Does the NDIS provide funding for diabetes?
The NDIS can support people who have diabetes, but only in certain cases. Diabetes is considered to be a disease rather than a disability and often on its own, does not qualify for NDIS funding.
However, if your diabetes has resulted in limb amputation or blindness, this is considered to be a significant permanent disability and you are therefore eligible for support through the NDIS.
Often, diabetes cooccurs with another disability. If this is the case, and your disability means that you’re eligible for NDIS funding, the management of your co-morbid diabetes can also be managed with your NDIS funding. This is only possible if your disability means that you are unable to manage your diabetes on your own.
What is diabetes?
Diabetes isn’t a single disease but is a group of diseases. There are three main types of diabetes:
- Type 1 Diabetes
- Type 2 Diabetes
- Gestational diabetes
Each of these diseases results in the body being unable to maintain normal levels of glucose in the blood. This is because the body is unable to produce sufficient levels of insulin, a hormone produced by the pancreas.
Diabetes requires daily management (often testing of blood sugar levels and an insulin injection) to ensure that glucose is able to be broken down in the body and used as energy.
If blood glucose levels are not managed and remain too high, diabetes can cause the following:
- Kidney failure
- Heart attacks and stroke
- Limb amputations
- Depression and anxiety
How do I find out if I’m eligible for NDIS funding?
The NDIS reviews each case individually so unfortunately there is no clear or definitive answer. Your eligibility will depend on any disability caused by your diabetes and the impact it has on your life.
To start the process, call the NDIS on 1800 800 110 and ask to make an Access Request. Read up on how to apply for the NDIS before you make the call, so that you know exactly what to expect.

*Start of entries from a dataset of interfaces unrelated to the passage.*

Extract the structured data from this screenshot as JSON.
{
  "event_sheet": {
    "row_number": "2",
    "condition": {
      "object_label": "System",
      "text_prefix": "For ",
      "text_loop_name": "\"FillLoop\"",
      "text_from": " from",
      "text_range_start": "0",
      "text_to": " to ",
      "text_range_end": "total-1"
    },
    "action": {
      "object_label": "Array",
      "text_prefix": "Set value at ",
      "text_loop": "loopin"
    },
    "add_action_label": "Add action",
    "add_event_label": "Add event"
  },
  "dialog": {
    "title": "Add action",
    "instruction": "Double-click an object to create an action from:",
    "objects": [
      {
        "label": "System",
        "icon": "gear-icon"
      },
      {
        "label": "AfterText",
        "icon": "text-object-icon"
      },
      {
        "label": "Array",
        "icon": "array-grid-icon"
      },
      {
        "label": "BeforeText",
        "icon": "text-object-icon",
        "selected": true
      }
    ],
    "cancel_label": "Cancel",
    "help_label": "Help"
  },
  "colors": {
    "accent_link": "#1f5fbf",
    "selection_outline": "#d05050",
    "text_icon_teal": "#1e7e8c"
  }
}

You will need support for your case through medical reports and evidence.